Your task: Pick each line containing the word "feels" out of the data below.

[Data records for software interfaces]
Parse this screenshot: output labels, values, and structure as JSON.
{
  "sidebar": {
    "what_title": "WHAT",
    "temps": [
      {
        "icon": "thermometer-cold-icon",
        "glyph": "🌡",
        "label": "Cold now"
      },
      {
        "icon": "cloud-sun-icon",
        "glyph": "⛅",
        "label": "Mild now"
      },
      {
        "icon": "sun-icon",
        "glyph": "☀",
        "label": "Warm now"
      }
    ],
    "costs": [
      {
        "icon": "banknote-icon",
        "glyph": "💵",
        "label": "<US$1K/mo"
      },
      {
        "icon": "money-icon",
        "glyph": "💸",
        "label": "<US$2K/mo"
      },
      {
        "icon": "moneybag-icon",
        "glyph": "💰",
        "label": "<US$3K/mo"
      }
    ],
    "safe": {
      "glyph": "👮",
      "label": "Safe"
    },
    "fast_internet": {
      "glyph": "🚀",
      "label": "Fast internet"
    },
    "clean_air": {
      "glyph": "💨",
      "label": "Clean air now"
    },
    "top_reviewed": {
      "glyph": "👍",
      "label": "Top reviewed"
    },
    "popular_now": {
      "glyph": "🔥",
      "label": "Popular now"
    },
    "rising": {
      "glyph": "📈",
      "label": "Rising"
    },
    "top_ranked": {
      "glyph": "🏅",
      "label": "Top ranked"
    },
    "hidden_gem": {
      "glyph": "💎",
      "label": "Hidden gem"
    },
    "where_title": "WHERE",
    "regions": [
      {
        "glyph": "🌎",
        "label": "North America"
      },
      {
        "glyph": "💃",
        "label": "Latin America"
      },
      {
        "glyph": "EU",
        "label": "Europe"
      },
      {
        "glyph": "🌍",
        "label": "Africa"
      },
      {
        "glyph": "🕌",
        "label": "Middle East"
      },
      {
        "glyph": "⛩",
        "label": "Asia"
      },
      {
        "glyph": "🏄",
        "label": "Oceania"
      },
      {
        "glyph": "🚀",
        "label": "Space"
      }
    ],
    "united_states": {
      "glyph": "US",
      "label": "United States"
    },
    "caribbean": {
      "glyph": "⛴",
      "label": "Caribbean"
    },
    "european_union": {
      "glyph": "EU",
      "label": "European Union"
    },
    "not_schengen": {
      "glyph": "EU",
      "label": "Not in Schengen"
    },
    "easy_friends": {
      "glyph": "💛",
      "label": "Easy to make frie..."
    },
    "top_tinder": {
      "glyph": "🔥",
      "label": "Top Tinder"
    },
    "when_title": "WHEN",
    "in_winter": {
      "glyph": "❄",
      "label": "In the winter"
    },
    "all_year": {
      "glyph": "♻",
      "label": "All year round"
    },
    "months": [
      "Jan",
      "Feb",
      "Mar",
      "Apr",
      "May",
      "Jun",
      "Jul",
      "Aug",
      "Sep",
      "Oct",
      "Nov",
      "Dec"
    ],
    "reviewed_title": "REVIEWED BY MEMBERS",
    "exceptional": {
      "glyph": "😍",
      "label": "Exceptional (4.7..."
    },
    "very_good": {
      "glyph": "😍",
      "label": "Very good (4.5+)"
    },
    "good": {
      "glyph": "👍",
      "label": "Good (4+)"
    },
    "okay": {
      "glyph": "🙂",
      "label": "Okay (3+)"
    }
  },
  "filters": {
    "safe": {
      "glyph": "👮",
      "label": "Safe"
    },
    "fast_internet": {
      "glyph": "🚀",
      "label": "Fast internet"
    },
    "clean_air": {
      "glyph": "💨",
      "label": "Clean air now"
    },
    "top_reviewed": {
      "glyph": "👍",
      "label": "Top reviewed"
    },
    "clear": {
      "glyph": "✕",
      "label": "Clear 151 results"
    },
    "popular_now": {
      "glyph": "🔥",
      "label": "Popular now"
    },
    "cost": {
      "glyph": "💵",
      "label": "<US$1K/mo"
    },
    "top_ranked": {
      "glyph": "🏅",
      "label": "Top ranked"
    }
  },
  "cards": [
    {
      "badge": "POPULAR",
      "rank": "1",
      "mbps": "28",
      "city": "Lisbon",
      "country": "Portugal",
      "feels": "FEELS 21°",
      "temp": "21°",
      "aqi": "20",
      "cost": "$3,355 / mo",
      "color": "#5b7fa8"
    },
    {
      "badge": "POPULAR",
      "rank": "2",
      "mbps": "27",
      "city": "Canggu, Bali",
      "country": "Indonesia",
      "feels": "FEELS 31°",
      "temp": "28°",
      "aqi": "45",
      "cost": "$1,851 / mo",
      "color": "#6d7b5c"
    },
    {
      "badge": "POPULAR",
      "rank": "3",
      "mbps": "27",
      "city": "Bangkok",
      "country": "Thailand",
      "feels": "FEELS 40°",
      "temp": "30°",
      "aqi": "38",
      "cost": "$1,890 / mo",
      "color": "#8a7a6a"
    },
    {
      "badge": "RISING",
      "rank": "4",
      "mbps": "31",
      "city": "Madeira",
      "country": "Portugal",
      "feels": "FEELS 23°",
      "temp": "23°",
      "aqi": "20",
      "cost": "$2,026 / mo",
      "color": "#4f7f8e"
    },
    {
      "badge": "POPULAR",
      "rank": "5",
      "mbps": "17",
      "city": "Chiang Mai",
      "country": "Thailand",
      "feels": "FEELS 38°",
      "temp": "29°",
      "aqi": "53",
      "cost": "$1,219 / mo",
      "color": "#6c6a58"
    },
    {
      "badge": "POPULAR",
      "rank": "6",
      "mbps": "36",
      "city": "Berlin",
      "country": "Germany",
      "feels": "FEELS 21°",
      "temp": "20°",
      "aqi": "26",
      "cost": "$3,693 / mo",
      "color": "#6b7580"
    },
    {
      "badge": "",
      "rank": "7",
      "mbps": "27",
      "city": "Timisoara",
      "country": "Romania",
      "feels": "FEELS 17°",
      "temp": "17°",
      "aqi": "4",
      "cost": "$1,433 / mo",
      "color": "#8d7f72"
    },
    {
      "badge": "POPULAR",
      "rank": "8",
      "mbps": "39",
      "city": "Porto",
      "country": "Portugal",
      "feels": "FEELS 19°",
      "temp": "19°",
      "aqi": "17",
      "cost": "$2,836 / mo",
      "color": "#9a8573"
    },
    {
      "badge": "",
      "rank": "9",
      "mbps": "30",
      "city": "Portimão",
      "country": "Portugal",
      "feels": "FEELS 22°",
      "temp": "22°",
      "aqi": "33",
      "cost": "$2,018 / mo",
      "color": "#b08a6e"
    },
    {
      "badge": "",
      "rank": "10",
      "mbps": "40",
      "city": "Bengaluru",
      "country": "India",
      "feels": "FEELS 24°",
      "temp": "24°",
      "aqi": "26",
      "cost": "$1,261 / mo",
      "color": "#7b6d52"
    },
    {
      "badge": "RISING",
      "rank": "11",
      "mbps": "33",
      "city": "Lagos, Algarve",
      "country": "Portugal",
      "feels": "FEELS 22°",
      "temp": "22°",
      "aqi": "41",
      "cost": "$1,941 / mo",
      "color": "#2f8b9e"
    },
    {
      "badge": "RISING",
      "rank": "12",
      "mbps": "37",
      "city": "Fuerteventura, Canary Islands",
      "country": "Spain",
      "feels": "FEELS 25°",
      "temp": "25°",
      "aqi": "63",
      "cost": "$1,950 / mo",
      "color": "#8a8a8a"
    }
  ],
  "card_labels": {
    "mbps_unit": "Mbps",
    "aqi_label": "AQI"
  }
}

Task solution:
      "feels": "FEELS 21°",
      "feels": "FEELS 31°",
      "feels": "FEELS 40°",
      "feels": "FEELS 23°",
      "feels": "FEELS 38°",
      "feels": "FEELS 21°",
      "feels": "FEELS 17°",
      "feels": "FEELS 19°",
      "feels": "FEELS 22°",
      "feels": "FEELS 24°",
      "feels": "FEELS 22°",
      "feels": "FEELS 25°",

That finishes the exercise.